Then, there is the phenomenon called Milford Graves. If his myriad accomplishments were simply explained by his modification of the standard drum kit, they would scarcely be worth documenting. Combine the rhythmic intrigue of Elvin Jones with the timbral implications of Tony Oxley to get an idea of what Graves can inject into every moment. He plays around genres rather than letting them dictate to him. The way he leads the group through the massive and shifting planes of sound, separated by those pauses with teeth, is complemented by his entering and exiting spheres of geographic and cultural influence but leaving them just on the point of recognition. He even demonstrates, verbalizes by numbers, the rhythms he wants us to hear just before dispelling them at a stroke, or rather a series of well-placed thunderous thuds and rainbow polyrhythms, all gong-tinged and almost serene, the calm centering the storm. He is anchor and actor in a narrative of his devising, a stream of consciousness construct where learning and spontaneous inspiration collude at lightning speed, exuding unbearable and unbearably beautiful energy. He and his trio are communicating, and the listener who can hear past that scorching electricity will be enlightened by the music on this more than extraordinary reissue.
Corbett Vs. Dempsey presents a reissue of Milford Graves's Bäbi, originally issued in 1977 on Graves's own IPS label. This is the first reissue of one of the most legendary albums in the history of free music. Recorded live in concert in 1976, when Graves' trio with saxophonists Arthur Doyle and Hugh Glover was at the height of its powers, Bäbi is a testament to the absolutely unique approach the drummer had established for himself. He had reconfigured the drum kit, removing the second heads on all the drums and replacing the snare with two toms, which allowed him a much more nuanced sense of indirectness in his multi-directional adventures in time.

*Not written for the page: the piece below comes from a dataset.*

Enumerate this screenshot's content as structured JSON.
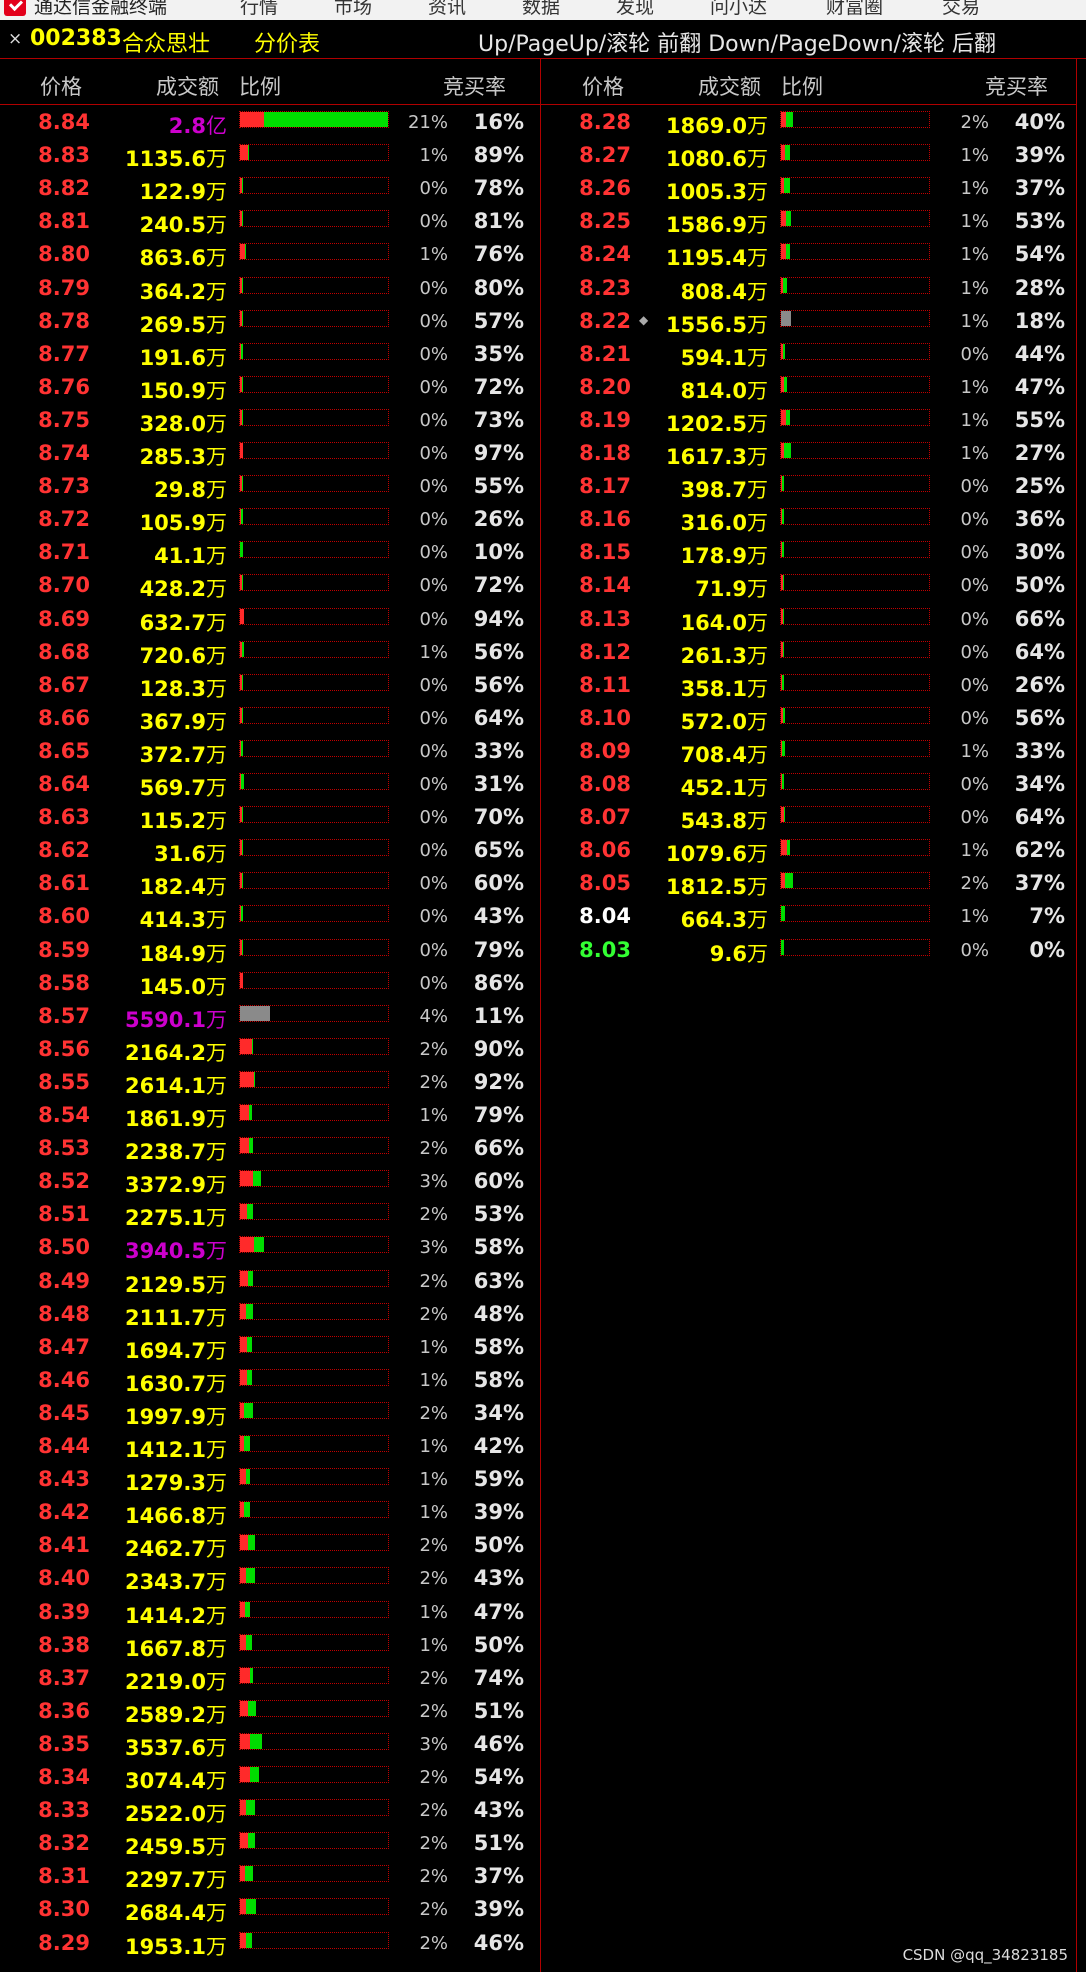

The track "Ba" remains one of the most astonishing feats of percussion alchemy ever waxed, as funky as ten slap bassists and as free as an exploding grenade. Doyle and Glover are incendiary, too, inspired by Graves to new and shocking heights of achievement, their hoarse cries and whistling split-tones carried to thrilling plateaus on the energy of Graves' hands and feet. The original tapes for the session have been lost, so the reissue was lovingly remastered from virgin vinyl, itself now worth a mint. In 2017, Graves discovered a previously unknown tape in his archives featuring the same trio at its inception, in home recordings made seven years earlier, in 1969. Graves pummels a huge gong while Glover plays an instrument that, after sounding like none ever known, turns out to be bass clarinet. Extreme music recorded up close and very hot, it is among the most searing sessions never heard, until now. Rounding out the two-CD package are three previously unpublished photos by Gérard Rouy, and the original LP cover design by Graves himself.